Just three months into his term, Bolivia’s new president, Juan Evo Morales Ayma is discovering that what he’d put on the table in order to get elected and the reality of the Bolivian political system are not just disparate, they may be irreconcilable. During the months of March and April, strikes by workers and unionists—the kind Morales was famous for leading—have blocked roads and airports, putting Morales-as-president in the unfamiliar role of strike-buster, rather than in his more familiar role as strike-organizer.

Morales, an Ayamara Indian who grew up in poverty as the son of a dirt farmer, won the recent presidential elections on the strength of the voices of the “forgotten people” as he called them, the vast majority of Bolivia’s 9.4 million citizens, more than two-thirds of which are indigenous Ayamara and Quechua people, whose voices, until recently have rarely, if ever, been heard. While their silence was initially the result of the Spanish conquest nearly 500 years ago, and later a result of the land-locked Andean nation’s de facto rule by oligarchy, during the past 35-years Bolivia’s indigenous majority has largely been kept silent and impoverished as a result of US-machinations, both politically and economically.

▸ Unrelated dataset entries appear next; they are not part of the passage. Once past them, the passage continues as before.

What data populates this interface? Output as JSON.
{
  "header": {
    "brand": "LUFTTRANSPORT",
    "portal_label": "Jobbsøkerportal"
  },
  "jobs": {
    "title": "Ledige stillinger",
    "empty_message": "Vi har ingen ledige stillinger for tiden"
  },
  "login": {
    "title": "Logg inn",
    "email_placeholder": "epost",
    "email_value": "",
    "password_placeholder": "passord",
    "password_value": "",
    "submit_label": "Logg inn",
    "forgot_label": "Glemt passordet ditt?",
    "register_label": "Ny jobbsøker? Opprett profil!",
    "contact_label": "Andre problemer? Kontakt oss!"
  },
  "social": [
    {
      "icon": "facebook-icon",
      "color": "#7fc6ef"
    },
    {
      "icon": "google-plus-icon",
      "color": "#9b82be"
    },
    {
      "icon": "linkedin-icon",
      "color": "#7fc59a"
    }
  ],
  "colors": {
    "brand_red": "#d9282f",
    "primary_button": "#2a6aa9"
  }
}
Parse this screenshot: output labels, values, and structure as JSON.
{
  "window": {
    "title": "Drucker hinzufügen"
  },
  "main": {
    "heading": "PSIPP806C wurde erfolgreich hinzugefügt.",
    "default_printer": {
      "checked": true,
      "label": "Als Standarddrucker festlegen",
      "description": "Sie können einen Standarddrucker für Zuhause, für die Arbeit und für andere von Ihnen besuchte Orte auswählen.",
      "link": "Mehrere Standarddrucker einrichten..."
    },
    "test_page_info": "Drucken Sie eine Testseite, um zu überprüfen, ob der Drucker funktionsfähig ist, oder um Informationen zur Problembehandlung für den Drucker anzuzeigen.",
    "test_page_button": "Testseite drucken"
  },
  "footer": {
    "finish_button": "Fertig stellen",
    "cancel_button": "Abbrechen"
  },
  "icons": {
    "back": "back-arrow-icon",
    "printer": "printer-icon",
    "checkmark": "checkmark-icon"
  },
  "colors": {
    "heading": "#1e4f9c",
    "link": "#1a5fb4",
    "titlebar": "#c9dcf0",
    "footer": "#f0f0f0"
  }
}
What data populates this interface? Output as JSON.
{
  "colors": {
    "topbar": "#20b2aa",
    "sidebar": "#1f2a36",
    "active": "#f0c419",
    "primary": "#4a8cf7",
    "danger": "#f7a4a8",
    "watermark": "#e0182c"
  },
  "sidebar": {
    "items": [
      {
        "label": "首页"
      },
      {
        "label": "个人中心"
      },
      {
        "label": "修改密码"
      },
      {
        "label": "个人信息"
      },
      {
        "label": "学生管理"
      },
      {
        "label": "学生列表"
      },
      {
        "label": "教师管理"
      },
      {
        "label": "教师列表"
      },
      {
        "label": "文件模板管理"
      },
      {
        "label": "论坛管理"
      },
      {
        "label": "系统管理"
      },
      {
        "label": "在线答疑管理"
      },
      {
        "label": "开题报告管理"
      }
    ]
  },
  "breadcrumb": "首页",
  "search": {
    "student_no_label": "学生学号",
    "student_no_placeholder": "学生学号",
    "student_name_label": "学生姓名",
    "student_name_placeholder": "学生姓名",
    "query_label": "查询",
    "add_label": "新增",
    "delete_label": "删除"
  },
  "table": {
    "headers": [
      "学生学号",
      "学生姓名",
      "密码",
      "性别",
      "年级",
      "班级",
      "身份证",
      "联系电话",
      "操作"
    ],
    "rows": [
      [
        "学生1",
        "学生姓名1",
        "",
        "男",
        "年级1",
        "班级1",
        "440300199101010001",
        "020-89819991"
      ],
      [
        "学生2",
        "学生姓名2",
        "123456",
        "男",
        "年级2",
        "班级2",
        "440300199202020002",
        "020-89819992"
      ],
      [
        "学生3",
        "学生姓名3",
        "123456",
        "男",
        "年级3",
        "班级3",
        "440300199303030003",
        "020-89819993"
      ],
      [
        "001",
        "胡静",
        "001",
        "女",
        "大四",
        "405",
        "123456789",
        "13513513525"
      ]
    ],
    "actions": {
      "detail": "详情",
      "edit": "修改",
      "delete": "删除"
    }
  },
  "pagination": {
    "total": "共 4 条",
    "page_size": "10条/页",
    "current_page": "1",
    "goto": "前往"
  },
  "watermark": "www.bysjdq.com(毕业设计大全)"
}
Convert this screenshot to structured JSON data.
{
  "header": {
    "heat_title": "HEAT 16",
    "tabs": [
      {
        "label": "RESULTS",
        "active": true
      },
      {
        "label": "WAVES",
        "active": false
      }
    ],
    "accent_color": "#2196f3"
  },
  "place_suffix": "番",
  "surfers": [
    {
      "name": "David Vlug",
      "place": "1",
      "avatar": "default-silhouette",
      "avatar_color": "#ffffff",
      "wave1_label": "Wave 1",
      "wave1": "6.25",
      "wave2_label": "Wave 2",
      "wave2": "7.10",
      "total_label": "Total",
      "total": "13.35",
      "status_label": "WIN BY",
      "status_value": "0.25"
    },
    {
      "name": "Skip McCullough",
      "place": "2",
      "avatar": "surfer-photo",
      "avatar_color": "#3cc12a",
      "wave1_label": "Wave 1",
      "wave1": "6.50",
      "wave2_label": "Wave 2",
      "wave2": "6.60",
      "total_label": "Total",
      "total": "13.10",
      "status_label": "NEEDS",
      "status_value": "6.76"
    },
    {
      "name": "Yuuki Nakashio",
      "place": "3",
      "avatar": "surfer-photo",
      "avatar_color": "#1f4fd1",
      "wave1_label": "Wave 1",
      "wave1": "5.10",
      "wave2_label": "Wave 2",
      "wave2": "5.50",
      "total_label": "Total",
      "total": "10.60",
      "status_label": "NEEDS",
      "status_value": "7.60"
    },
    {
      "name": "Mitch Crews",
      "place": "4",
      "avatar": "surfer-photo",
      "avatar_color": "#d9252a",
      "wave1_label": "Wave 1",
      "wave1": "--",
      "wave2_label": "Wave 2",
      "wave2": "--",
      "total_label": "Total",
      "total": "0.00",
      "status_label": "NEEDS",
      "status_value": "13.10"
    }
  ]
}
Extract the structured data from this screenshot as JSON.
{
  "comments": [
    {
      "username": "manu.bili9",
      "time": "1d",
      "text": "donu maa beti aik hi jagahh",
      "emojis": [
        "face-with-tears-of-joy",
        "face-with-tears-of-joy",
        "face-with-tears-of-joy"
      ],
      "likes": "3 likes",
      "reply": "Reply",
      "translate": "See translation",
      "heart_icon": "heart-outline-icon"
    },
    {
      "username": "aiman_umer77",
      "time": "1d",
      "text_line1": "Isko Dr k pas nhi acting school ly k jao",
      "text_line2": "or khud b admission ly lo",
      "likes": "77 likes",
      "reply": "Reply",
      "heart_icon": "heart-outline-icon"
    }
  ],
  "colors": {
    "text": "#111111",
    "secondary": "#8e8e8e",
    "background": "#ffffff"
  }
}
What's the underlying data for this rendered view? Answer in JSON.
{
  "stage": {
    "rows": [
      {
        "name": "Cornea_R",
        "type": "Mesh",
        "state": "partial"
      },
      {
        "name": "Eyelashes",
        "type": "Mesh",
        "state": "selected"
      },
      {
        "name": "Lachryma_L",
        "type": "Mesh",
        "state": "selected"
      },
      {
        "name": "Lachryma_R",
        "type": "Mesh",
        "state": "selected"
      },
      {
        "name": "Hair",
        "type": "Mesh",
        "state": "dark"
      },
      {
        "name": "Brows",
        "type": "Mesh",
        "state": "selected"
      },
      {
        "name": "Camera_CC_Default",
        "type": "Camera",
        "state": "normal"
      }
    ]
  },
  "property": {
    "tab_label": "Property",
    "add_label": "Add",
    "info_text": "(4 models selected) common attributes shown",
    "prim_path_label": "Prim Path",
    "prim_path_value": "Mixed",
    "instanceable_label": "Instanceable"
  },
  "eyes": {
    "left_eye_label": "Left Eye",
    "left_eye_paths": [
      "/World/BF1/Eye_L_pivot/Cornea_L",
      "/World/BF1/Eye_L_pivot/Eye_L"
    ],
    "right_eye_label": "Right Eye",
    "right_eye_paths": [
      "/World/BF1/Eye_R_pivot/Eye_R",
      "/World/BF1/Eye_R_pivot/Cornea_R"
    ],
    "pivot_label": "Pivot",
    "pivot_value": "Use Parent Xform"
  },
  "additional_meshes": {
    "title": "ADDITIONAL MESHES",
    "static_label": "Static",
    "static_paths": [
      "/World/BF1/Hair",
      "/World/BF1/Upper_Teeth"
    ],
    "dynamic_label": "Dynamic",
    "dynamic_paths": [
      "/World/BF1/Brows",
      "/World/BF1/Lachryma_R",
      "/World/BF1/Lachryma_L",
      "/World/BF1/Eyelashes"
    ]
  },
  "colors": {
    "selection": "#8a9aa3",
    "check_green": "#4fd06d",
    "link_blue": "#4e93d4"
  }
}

Morales’ platform promises to those people included legalization of all coca growing for industrial purposes—and with it the end of all forced eradication programs. (The coca leaf is already legal for locals who have used the sacred plant for as long as Bolivia, like Peru and Ecuador, has been inhabited, but for the past 20-years has been subject to eradication programs pushed by the US, which holds vital purse strings on which Bolivia has long depended.) He also promised to either nationalize or demand a larger slice of the pie from several industries—particularly the natural gas industry—which previous administrations have sold to foreign corporations. While those promises resonated with a populace which has been suffering for centuries, they put fear into the heart of international investors, corporations, and the US government, which sees Morales as a smaller version of Venezuela’s Hugo Chavez, a definite threat to the US-based free-trade, global economy policies it’s been trying to enact throughout Central and South America.
While those US policies are relatively new, the policy of US-intervention in Latin America dates back more than a century. In Bolivia, US attempts to impose its policies can be dated back to 1971, when strongman Hugo Banzer, trained at the notorious US School of the Americas, took dictatorial control of Bolivia after leading a successful US-backed coup against the legitimate president of the time. During Banzer’s tenure he banned socialist movements, closed universities, and operated death-squads that saw the disappearance of more than 3,000 of his political enemies, most of whom were Communists, the US bogeyman of the era. Simultaneously, he was widely known as the man through whose hands all of the country’s cocaine—and Bolivia was the world’s leading producer at the time—passed. If the US was not complicit in the trade, it was certainly willing to let it occur so long as Banzer eliminated any potential communist threat in the region. He resigned in 1978, a very wealthy man.
Nearly 20-years later, in 1997, Banzer returned to power as the democratically-elected president of Bolivia. Again backed by the US, he promised to eliminate all coca growing in the country by the time his term ended in 2002. Coca eradication, which was already ongoing, was stepped up, leading to civil unrest, and drawing the ire of coca-grower Evo Morales. Morales, at the time, was head of a fledgling coca-growers’ federation. U